Honeyblood | Honeyblood
by Lee Adcock
Stop. Did my heart just skip a beat? What is this frosty pink nostalgia that I never had?
Reflect. When I was a tiny child – five? Six? – my mum would play the same two Judds tapes in the car, non-stop, during the two-hour odyssey from Madison to Manchester (not yours, silly, but Manchester, a nowhere dust square in North Georgia). Those tapes made me think ‘Bridge Over Troubled Water‘ was totally theirs.
Reflect deeper. I remember the one odd occasion that I sat in the back of the school bus, with the older kids. So tall, so dour. What clouded their brows? Were they wearing flannel? It was 1996.
Where does Honeyblood fit in this scheme?

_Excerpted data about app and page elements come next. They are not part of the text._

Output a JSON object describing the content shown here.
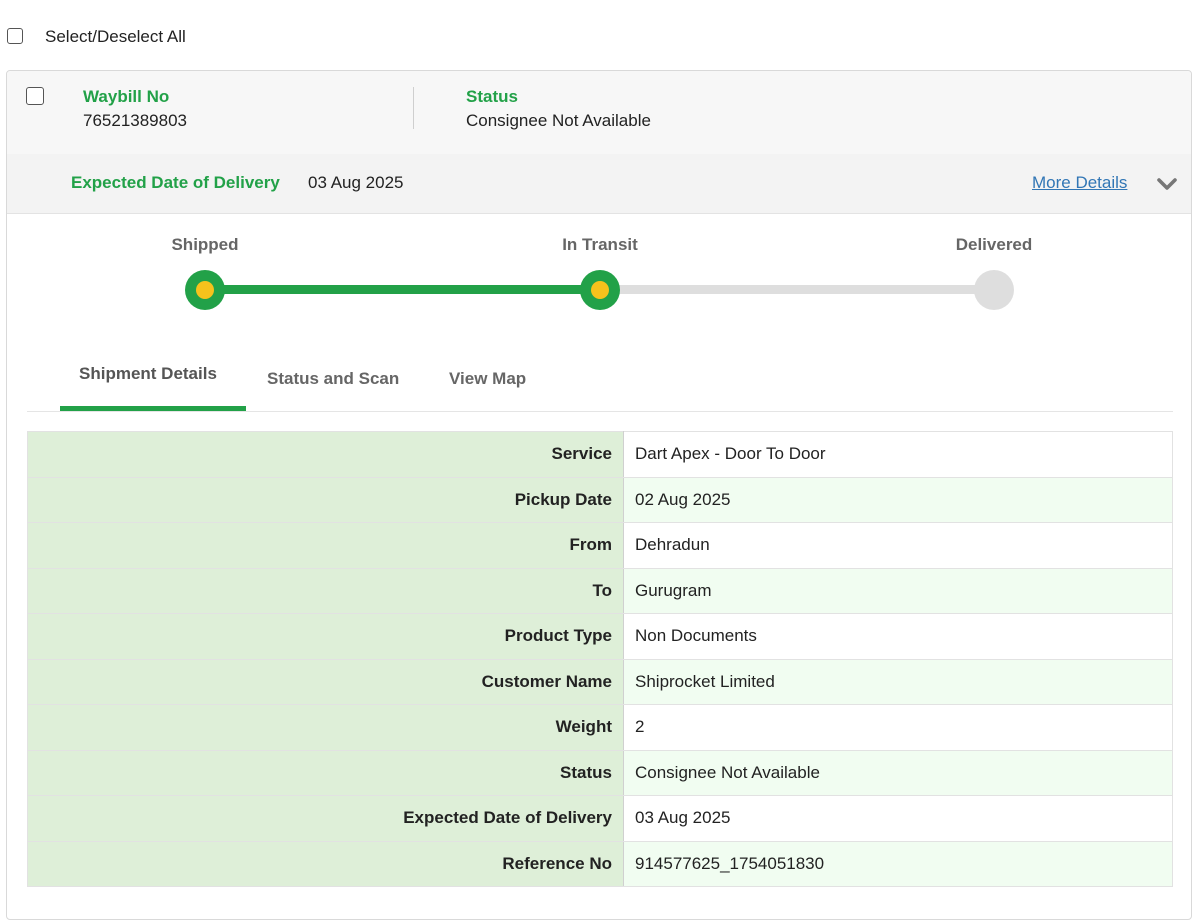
{
  "select_all": {
    "label": "Select/Deselect All",
    "checked": false
  },
  "shipment": {
    "checked": false,
    "waybill_label": "Waybill No",
    "waybill_no": "76521389803",
    "status_label": "Status",
    "status_value": "Consignee Not Available",
    "edd_label": "Expected Date of Delivery",
    "edd_value": "03 Aug 2025",
    "more_details_label": "More Details",
    "expand_icon": "chevron-down-icon"
  },
  "progress": {
    "steps": [
      {
        "label": "Shipped",
        "state": "done"
      },
      {
        "label": "In Transit",
        "state": "done"
      },
      {
        "label": "Delivered",
        "state": "pending"
      }
    ],
    "colors": {
      "done": "#22a148",
      "current_dot": "#f6c21c",
      "pending": "#dedede"
    }
  },
  "tabs": [
    {
      "label": "Shipment Details",
      "active": true
    },
    {
      "label": "Status and Scan",
      "active": false
    },
    {
      "label": "View Map",
      "active": false
    }
  ],
  "details": [
    {
      "key": "Service",
      "value": "Dart Apex - Door To Door"
    },
    {
      "key": "Pickup Date",
      "value": "02 Aug 2025"
    },
    {
      "key": "From",
      "value": "Dehradun"
    },
    {
      "key": "To",
      "value": "Gurugram"
    },
    {
      "key": "Product Type",
      "value": "Non Documents"
    },
    {
      "key": "Customer Name",
      "value": "Shiprocket Limited"
    },
    {
      "key": "Weight",
      "value": "2"
    },
    {
      "key": "Status",
      "value": "Consignee Not Available"
    },
    {
      "key": "Expected Date of Delivery",
      "value": "03 Aug 2025"
    },
    {
      "key": "Reference No",
      "value": "914577625_1754051830"
    }
  ],
  "theme": {
    "accent": "#22a148",
    "link": "#3176b5",
    "label_bg": "#deefd8",
    "alt_row_bg": "#f1fdf1"
  }
}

Well, I may be wide off the mark here – but I’d been trying to work out where that refreshing frankness in their sound came from. ‘Cos something uncommon is there. Not the same garage/grunge trawlers, and certainly not just ‘cos of the gender. One thing’s certain – Honeyblood don’t wanna be indie. This debut is big, but not bloated. Sweet, but not saccharine. Loud, but not abrasive – no, rather, your ears will thank you later for treating them to such a feast of twined harmony, such a surfeit of guitar, such a massaging stomp of drums.
The members themselves cite the Throwing Muses among their influences, but that’s less in the sound and more in their gung-ho confidence. They also cite PJ Harvey, and that’s apt to an extent – but I told you, Honeyblood defy the “indie” brand. Listen, for instance, to ‘Joey‘, and hear the gorgeous, sunny chorus, with an outro that throws ya back, way back. It bleeds perfectly into ‘Fortune Cookie‘, a jangle and jingle soda pop harmony that’s as big as Motown and as summery swell as the Beach Boys or the Association.

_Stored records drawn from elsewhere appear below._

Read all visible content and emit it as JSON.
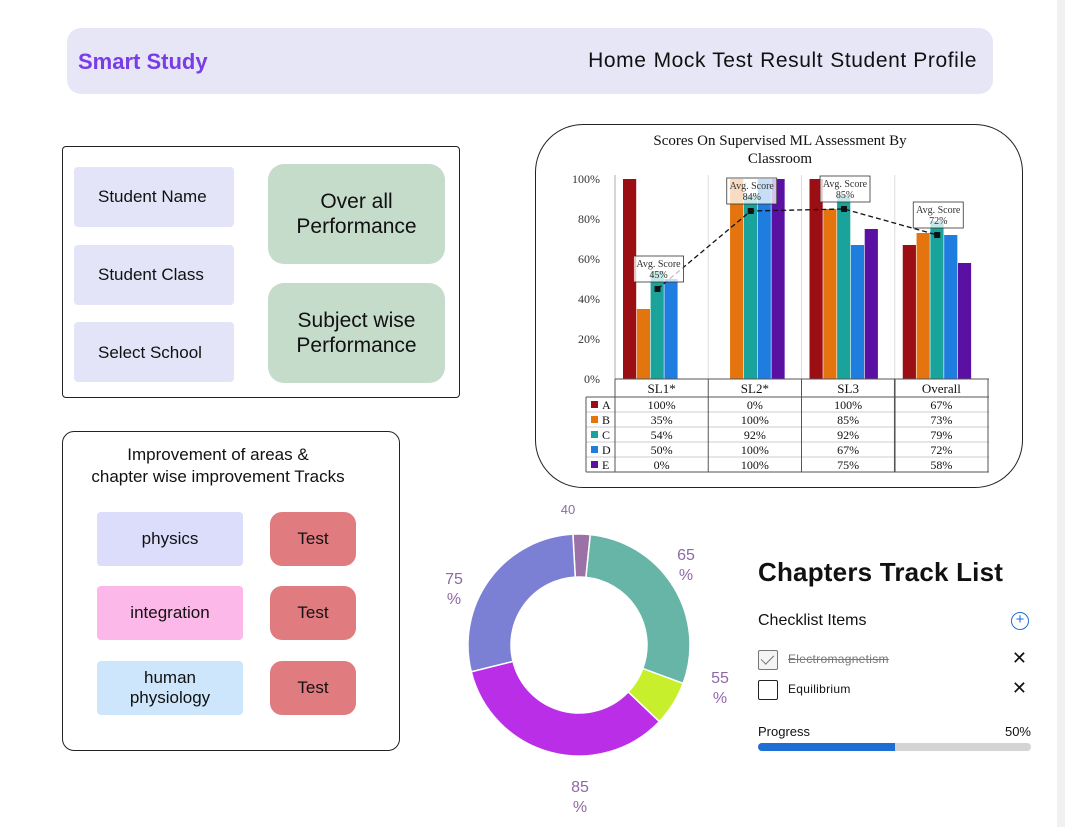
{
  "nav": {
    "brand": "Smart Study",
    "menu": [
      "Home",
      "Mock Test",
      "Result",
      "Student Profile"
    ]
  },
  "student_panel": {
    "fields": [
      "Student Name",
      "Student Class",
      "Select School"
    ],
    "overall_button": "Over all\nPerformance",
    "subject_button": "Subject wise\nPerformance"
  },
  "improvement": {
    "title": "Improvement of areas &\nchapter wise improvement Tracks",
    "subjects": [
      {
        "name": "physics",
        "color": "#dcdcfb",
        "test_label": "Test"
      },
      {
        "name": "integration",
        "color": "#fcb8e8",
        "test_label": "Test"
      },
      {
        "name": "human\nphysiology",
        "color": "#cde6fb",
        "test_label": "Test"
      }
    ]
  },
  "chart_data": [
    {
      "type": "bar",
      "title": "Scores On Supervised ML Assessment By\nClassroom",
      "categories": [
        "SL1*",
        "SL2*",
        "SL3",
        "Overall"
      ],
      "series": [
        {
          "name": "A",
          "color": "#9b0e13",
          "values": [
            100,
            0,
            100,
            67
          ]
        },
        {
          "name": "B",
          "color": "#e4740e",
          "values": [
            35,
            100,
            85,
            73
          ]
        },
        {
          "name": "C",
          "color": "#19a39b",
          "values": [
            54,
            92,
            92,
            79
          ]
        },
        {
          "name": "D",
          "color": "#1f7de0",
          "values": [
            50,
            100,
            67,
            72
          ]
        },
        {
          "name": "E",
          "color": "#5a11a3",
          "values": [
            0,
            100,
            75,
            58
          ]
        }
      ],
      "table_rows": [
        [
          "100%",
          "0%",
          "100%",
          "67%"
        ],
        [
          "35%",
          "100%",
          "85%",
          "73%"
        ],
        [
          "54%",
          "92%",
          "92%",
          "79%"
        ],
        [
          "50%",
          "100%",
          "67%",
          "72%"
        ],
        [
          "0%",
          "100%",
          "75%",
          "58%"
        ]
      ],
      "avg_scores": [
        45,
        84,
        85,
        72
      ],
      "avg_label": "Avg. Score",
      "y_ticks": [
        "0%",
        "20%",
        "40%",
        "60%",
        "80%",
        "100%"
      ],
      "ylim": [
        0,
        100
      ],
      "grid": false
    },
    {
      "type": "pie",
      "labels": [
        "40",
        "65\n%",
        "55\n%",
        "85\n%",
        "75\n%"
      ],
      "values": [
        2.5,
        29,
        6.5,
        34,
        28
      ],
      "colors": [
        "#9c71a8",
        "#66b5a6",
        "#c8ef2b",
        "#b92ee6",
        "#7b80d4"
      ],
      "label_color": "#9068a6"
    }
  ],
  "checklist": {
    "title": "Chapters Track List",
    "subtitle": "Checklist Items",
    "items": [
      {
        "label": "Electromagnetism",
        "checked": true
      },
      {
        "label": "Equilibrium",
        "checked": false
      }
    ],
    "progress_label": "Progress",
    "progress_value": "50%",
    "progress_fraction": 0.5,
    "accent": "#1d6fd6"
  }
}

There are so many massive riffs on here, so many hooks to embed in yr mind. ‘Fall Forever‘ charges straight out of the gate. ‘Choker‘ may appear straightforward at first, but it’s the album’s broken drainpipe, oozing blood into the creek.

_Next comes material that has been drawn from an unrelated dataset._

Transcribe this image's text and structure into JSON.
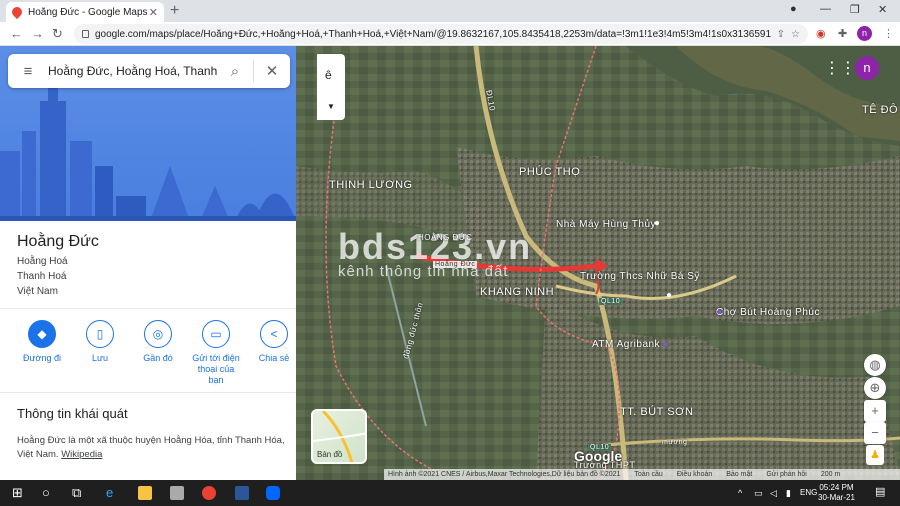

But ‘Biro’. Oh my stars, Biro. This riff should blast from a million car stereos, or stamped on a hundred summer mixtapes, and/or climbing charts on both sides of the ocean. It’s cleaner than ‘Smells Like Teen Spirit‘, more sparkly than ‘Cannonball‘, but burns just as deep a mark.
‘Bud‘ is swoon-worthy for other reasons – and here’s where the Judds connection comes in. Mind, this tune is way more dynamic than any country record – but do you hear it? The way Honeyblood pour expression into their lyrics and still blend so serenely together? With that extra ounce of devotion? I mean, I haven’t heard a Judds tape in decades, and somehow I fear that if I look them up again, the spell they have in my memory will snap and fade – but with them, and with Honeyblood, there’s this very generous, honest bleeding of passion. They give you what strength and love they sing on about. Others may claim to do so, but only to boast their own ego and garner more fans (or, today, likes on Facebook). However, when Honeyblood say they’ll “nip it in the bud”, they extend the same words of wisdom to you. Don’t dwell. Get over it. Live now.
Elsewhere, when they cry “WHY WON’T YOU GROW UP?” in ‘All Dragged Up‘ that bitterness sounds real, too. Oh, yes, Honeyblood hash out lots of frustration here throughout the LP, even under dreamy swaths of guitar like on ‘(I’d Rather Be) Anywhere But Here‘. It’s that range of emotions, that pallet of experiences, which color this album with an added depth – maturity, even – in addition to the stab-to-the-heart melodies.
Have I made myself clear? Honeyblood should be on top of the world right now. I’m trying very hard to come up with some flaw, something to balance all this praise, but I lack the words. This one’s a knockout, kids. Get excited about it.
Honeyblood is released on July 14th, via FatCat Records. Buy it here.
They play The Old Hairdressers in Glasgow on July 14th and
London’s Old Blue Last on July 16th. Full dates/info here.